 I thought about this church, and all of you, and of the weekly petitions that you have written, over which I have prayed, sometimes weeks on end.  Oh God.  Oh Jesus. It suddenly dawned on me how many times your petitions have themselves been the whispering Word of God to me, reminding me: “They are your brothers and sisters, and you are all my children.” Suddenly, like a ghost, Jesus appears out of the dark, walking on water.  The crown of life just below the surface, whispering words of guidance.

 I got up and went back into the bathroom.  It appeared to be empty, but I focused on the area with the stalls.  “Hello?”   My voice echoed back from the hard tiles on the floor and walls. “Do you need any help?”.  There was a silent pause, and then the voice I had heard before.  “No, I’m fine. But thank you very much.  I’m grateful.”.  “OK”,  I said.  “I’m just outside if you need anything.” “Thank you,” he replied again. I hesitated, and then decided to leave. I waited nearby for maybe about 10 minutes, but then it was time for my last train out of the city.  I walked to the platform and got on the waiting train.

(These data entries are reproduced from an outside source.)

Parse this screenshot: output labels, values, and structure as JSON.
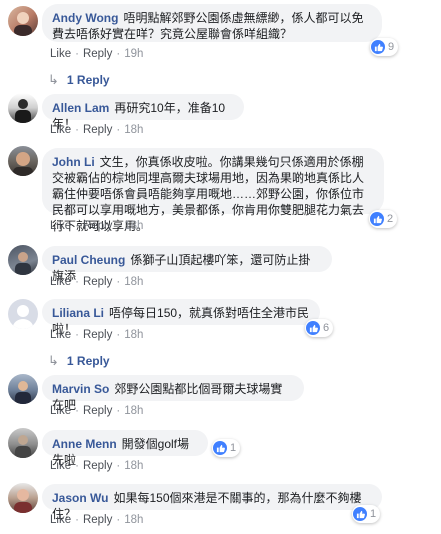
{
  "actions": {
    "like": "Like",
    "reply": "Reply",
    "separator": "·"
  },
  "colors": {
    "name": "#385898",
    "bubble": "#f2f3f5",
    "like_blue": "#4080ff"
  },
  "comments": [
    {
      "author": "Andy Wong",
      "text": "唔明點解郊野公園係虛無縹緲，係人都可以免費去唔係好實在咩？究竟公屋聯會係咩組織？",
      "time": "19h",
      "reactions": "9",
      "replies": "1 Reply"
    },
    {
      "author": "Allen Lam",
      "text": "再研究10年，准备10年！",
      "time": "18h"
    },
    {
      "author": "John Li",
      "text": "文生，你真係收皮啦。你講果幾句只係適用於係棚交被霸佔的棕地同埋高爾夫球場用地，因為果啲地真係比人霸住仲要唔係會員唔能夠享用嘅地……郊野公園，你係位市民都可以享用嘅地方，美景都係，你肯用你雙肥腿花力氣去行下就可以享用。",
      "time": "18h",
      "reactions": "2"
    },
    {
      "author": "Paul Cheung",
      "text": "係獅子山頂起樓吖笨，還可防止掛旗添",
      "time": "18h"
    },
    {
      "author": "Liliana Li",
      "text": "唔停每日150，就真係對唔住全港市民啦！",
      "time": "18h",
      "reactions": "6",
      "replies": "1 Reply"
    },
    {
      "author": "Marvin So",
      "text": "郊野公園點都比個哥爾夫球場實在吧",
      "time": "18h"
    },
    {
      "author": "Anne Menn",
      "text": "開發個golf場先啦",
      "time": "18h",
      "reactions": "1"
    },
    {
      "author": "Jason Wu",
      "text": "如果每150個來港是不關事的，那為什麼不夠樓住？",
      "time": "18h",
      "reactions": "1"
    }
  ]
}
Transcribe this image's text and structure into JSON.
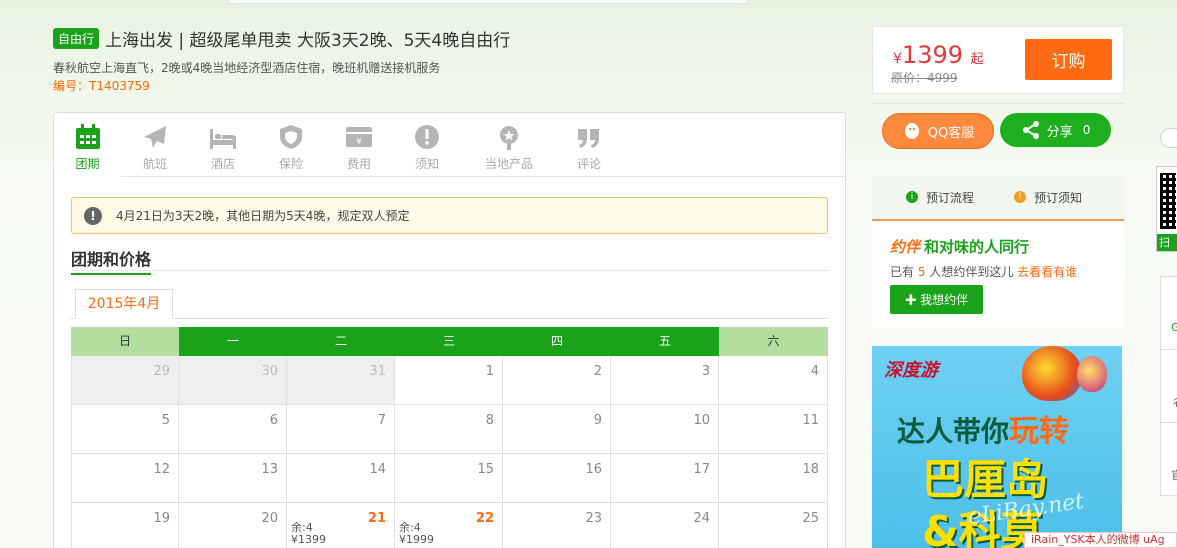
{
  "header": {
    "badge": "自由行",
    "title": "上海出发 | 超级尾单甩卖 大阪3天2晚、5天4晚自由行",
    "subtitle": "春秋航空上海直飞，2晚或4晚当地经济型酒店住宿，晚班机赠送接机服务",
    "code": "编号：T1403759"
  },
  "price": {
    "currency": "¥",
    "value": "1399",
    "suffix": "起",
    "original": "原价：4999",
    "order_label": "订购"
  },
  "nav_tabs": [
    {
      "label": "团期",
      "icon": "calendar-icon",
      "active": true
    },
    {
      "label": "航班",
      "icon": "plane-icon"
    },
    {
      "label": "酒店",
      "icon": "bed-icon"
    },
    {
      "label": "保险",
      "icon": "shield-icon"
    },
    {
      "label": "费用",
      "icon": "money-icon"
    },
    {
      "label": "须知",
      "icon": "warning-icon"
    },
    {
      "label": "当地产品",
      "icon": "local-product-icon"
    },
    {
      "label": "评论",
      "icon": "quote-icon"
    }
  ],
  "notice": "4月21日为3天2晚，其他日期为5天4晚，规定双人预定",
  "section_title": "团期和价格",
  "month_tab": "2015年4月",
  "calendar": {
    "weekdays": [
      "日",
      "一",
      "二",
      "三",
      "四",
      "五",
      "六"
    ],
    "rows": [
      [
        {
          "d": "29",
          "prev": true
        },
        {
          "d": "30",
          "prev": true
        },
        {
          "d": "31",
          "prev": true
        },
        {
          "d": "1"
        },
        {
          "d": "2"
        },
        {
          "d": "3"
        },
        {
          "d": "4"
        }
      ],
      [
        {
          "d": "5"
        },
        {
          "d": "6"
        },
        {
          "d": "7"
        },
        {
          "d": "8"
        },
        {
          "d": "9"
        },
        {
          "d": "10"
        },
        {
          "d": "11"
        }
      ],
      [
        {
          "d": "12"
        },
        {
          "d": "13"
        },
        {
          "d": "14"
        },
        {
          "d": "15"
        },
        {
          "d": "16"
        },
        {
          "d": "17"
        },
        {
          "d": "18"
        }
      ],
      [
        {
          "d": "19"
        },
        {
          "d": "20"
        },
        {
          "d": "21",
          "hot": true,
          "left": "余:4",
          "price": "¥1399"
        },
        {
          "d": "22",
          "hot": true,
          "left": "余:4",
          "price": "¥1999"
        },
        {
          "d": "23"
        },
        {
          "d": "24"
        },
        {
          "d": "25"
        }
      ]
    ]
  },
  "right": {
    "qq_label": "QQ客服",
    "share_label": "分享",
    "share_count": "0",
    "process_label": "预订流程",
    "booking_notice_label": "预订须知",
    "buddy_logo": "约伴",
    "buddy_title": "和对味的人同行",
    "buddy_pre": "已有",
    "buddy_count": "5",
    "buddy_mid": "人想约伴到这儿",
    "buddy_link": "去看看有谁",
    "buddy_btn": "我想约伴"
  },
  "ad": {
    "brand": "深度游",
    "line1_a": "达人带你",
    "line1_b": "玩转",
    "line2": "巴厘岛",
    "line3": "&科莫"
  },
  "watermark": "eLiBay.net",
  "float_note": "iRain_YSK本人的微博 uAg",
  "side": {
    "scan": "扫",
    "items": [
      "G",
      "彳",
      "官"
    ]
  }
}
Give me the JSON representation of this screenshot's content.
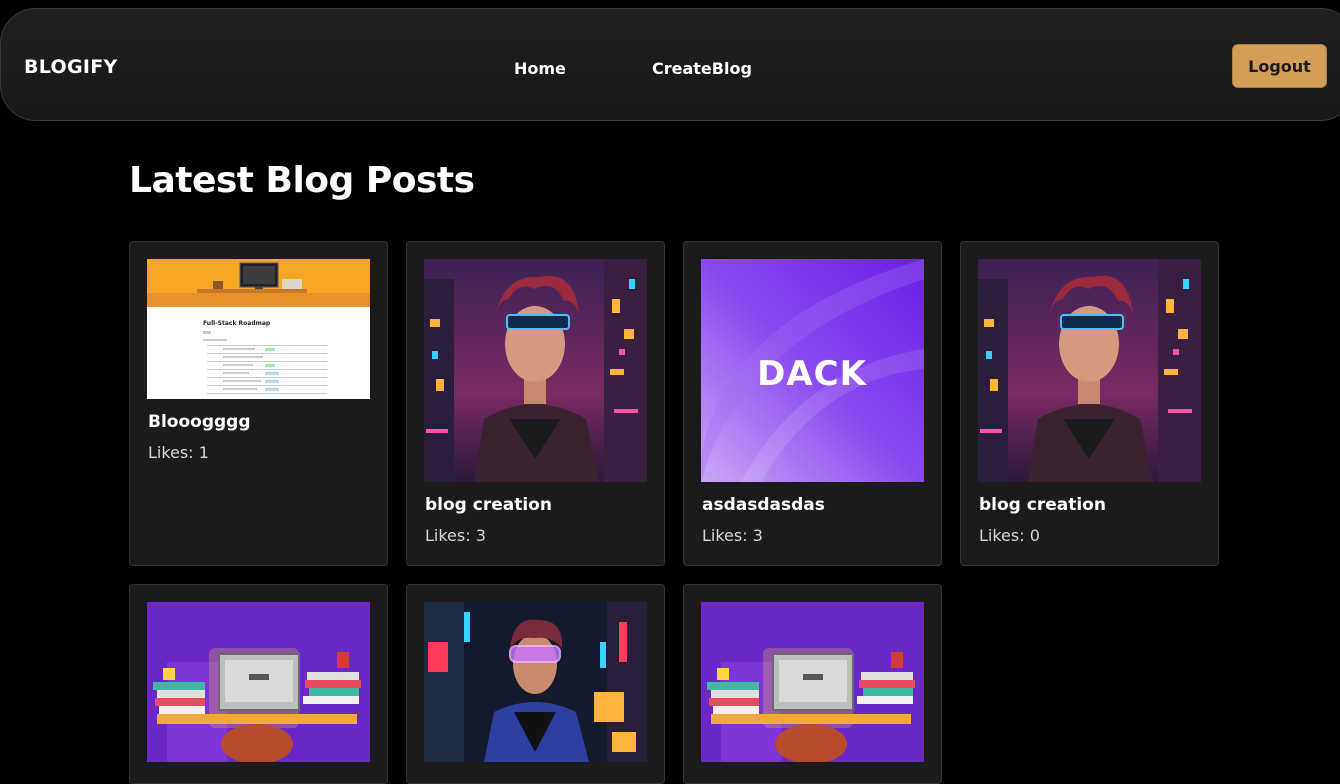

Sometimes the whispered Word comes from our own voices, when we allow ourselves to embody the Love that lives underneath all the waters of time.  Sometimes it dawns on us that we can be the answer to the semi-prayer of our brothers and sisters sitting all around us, or outside this church, or in Charlottesville or anywhere in this good country where God's Word of love needs to be heard.  Maybe this is the time.  Let this be the time.

 

 

 

 

James Mayzik2 Comments